Aim of the task ▸ Every line from the line containing "Extract the structured" to the end of the data must appear in the answer exactly as it appears there, and nothing else.

** Provided records follows **

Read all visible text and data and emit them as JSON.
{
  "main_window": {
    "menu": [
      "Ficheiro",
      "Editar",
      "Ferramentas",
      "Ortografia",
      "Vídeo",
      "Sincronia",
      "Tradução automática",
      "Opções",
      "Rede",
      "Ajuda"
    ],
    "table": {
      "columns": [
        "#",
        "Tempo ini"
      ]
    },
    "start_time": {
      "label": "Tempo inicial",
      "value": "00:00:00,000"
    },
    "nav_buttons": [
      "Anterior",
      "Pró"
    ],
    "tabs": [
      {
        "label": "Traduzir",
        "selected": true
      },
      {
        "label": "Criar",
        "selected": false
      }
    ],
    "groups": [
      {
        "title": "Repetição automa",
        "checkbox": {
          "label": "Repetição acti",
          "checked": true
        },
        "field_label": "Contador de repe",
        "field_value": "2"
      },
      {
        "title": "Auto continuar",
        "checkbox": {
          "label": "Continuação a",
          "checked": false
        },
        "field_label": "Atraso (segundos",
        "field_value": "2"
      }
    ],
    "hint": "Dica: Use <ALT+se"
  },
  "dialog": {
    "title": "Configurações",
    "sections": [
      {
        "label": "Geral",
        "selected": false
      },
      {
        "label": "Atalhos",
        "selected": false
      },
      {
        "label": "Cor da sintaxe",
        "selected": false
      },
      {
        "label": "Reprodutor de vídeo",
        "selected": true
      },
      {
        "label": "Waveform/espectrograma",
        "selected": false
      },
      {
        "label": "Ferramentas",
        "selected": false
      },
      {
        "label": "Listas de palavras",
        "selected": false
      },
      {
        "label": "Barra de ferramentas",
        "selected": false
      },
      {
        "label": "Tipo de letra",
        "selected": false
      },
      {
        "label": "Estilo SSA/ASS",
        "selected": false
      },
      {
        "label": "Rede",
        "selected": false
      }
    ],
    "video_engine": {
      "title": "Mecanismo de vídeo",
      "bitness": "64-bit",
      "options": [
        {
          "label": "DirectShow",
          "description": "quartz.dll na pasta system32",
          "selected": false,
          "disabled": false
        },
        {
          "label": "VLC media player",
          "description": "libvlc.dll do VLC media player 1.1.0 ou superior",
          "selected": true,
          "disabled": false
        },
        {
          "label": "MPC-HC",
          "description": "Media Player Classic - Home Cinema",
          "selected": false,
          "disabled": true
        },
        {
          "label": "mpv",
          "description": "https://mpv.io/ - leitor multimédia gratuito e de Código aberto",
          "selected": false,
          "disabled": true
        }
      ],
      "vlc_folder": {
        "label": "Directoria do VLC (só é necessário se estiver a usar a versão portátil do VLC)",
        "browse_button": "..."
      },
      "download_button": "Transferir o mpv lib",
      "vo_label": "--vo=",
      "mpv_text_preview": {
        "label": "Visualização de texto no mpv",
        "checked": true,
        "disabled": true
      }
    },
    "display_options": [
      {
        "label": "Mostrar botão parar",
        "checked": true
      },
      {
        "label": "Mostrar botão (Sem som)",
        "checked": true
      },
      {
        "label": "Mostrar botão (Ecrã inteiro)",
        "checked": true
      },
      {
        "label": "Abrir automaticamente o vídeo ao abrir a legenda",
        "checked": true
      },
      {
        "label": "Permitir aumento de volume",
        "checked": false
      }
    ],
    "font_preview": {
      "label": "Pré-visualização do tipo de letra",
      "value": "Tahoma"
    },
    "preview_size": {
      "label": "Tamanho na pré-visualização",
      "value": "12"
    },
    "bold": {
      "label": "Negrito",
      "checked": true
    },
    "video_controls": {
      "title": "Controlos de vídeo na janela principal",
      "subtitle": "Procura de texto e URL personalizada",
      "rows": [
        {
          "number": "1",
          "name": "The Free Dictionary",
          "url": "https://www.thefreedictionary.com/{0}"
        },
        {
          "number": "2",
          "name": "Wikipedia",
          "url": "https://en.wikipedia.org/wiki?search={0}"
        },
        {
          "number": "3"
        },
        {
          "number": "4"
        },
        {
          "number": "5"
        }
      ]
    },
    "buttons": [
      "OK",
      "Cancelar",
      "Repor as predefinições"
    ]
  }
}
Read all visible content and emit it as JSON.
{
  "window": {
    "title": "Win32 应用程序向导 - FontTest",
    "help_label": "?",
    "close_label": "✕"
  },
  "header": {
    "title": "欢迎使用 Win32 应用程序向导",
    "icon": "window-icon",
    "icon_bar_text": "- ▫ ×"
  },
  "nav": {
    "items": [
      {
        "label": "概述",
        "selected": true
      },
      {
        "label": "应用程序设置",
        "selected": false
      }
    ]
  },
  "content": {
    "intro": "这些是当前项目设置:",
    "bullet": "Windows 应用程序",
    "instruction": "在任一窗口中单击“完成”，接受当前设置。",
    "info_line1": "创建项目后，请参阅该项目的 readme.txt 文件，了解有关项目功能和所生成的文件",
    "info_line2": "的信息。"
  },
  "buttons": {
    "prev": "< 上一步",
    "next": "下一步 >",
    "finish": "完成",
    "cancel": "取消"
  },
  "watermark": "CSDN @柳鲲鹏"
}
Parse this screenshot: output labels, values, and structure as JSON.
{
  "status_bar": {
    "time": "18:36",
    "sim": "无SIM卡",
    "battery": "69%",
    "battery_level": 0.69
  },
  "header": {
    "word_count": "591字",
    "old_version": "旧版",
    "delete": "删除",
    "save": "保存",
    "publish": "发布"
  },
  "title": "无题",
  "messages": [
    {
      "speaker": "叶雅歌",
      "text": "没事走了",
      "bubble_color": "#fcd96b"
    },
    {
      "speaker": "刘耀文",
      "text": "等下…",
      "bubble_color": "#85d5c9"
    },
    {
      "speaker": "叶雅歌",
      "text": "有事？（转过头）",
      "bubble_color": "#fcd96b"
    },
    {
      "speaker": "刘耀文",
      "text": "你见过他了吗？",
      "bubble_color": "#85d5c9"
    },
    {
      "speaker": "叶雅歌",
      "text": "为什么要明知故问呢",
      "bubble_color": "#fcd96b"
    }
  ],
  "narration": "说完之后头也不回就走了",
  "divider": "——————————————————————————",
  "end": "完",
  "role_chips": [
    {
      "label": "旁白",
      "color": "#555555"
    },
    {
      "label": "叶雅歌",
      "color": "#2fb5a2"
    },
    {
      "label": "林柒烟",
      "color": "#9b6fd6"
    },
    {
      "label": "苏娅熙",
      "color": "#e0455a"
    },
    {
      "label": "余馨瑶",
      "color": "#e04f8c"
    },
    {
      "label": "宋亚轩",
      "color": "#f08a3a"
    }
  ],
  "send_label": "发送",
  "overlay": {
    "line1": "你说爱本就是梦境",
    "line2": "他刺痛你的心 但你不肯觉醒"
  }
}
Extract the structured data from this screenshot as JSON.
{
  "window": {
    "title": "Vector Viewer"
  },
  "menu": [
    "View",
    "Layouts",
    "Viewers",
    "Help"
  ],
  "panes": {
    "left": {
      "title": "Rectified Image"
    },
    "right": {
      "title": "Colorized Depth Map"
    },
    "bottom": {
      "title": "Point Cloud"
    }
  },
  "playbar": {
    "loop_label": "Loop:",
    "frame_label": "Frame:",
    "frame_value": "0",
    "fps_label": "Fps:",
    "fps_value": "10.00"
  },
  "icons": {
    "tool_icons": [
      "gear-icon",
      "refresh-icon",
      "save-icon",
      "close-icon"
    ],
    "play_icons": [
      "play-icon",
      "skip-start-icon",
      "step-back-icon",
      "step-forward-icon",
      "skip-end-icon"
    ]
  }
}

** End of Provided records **

Answer to this problem ▸
Extract the structured data from this screenshot as JSON.
{
  "window": {
    "title": "Vector Viewer"
  },
  "menu": [
    "View",
    "Layouts",
    "Viewers",
    "Help"
  ],
  "panes": {
    "left": {
      "title": "Rectified Image"
    },
    "right": {
      "title": "Colorized Depth Map"
    },
    "bottom": {
      "title": "Point Cloud"
    }
  },
  "playbar": {
    "loop_label": "Loop:",
    "frame_label": "Frame:",
    "frame_value": "0",
    "fps_label": "Fps:",
    "fps_value": "10.00"
  },
  "icons": {
    "tool_icons": [
      "gear-icon",
      "refresh-icon",
      "save-icon",
      "close-icon"
    ],
    "play_icons": [
      "play-icon",
      "skip-start-icon",
      "step-back-icon",
      "step-forward-icon",
      "skip-end-icon"
    ]
  }
}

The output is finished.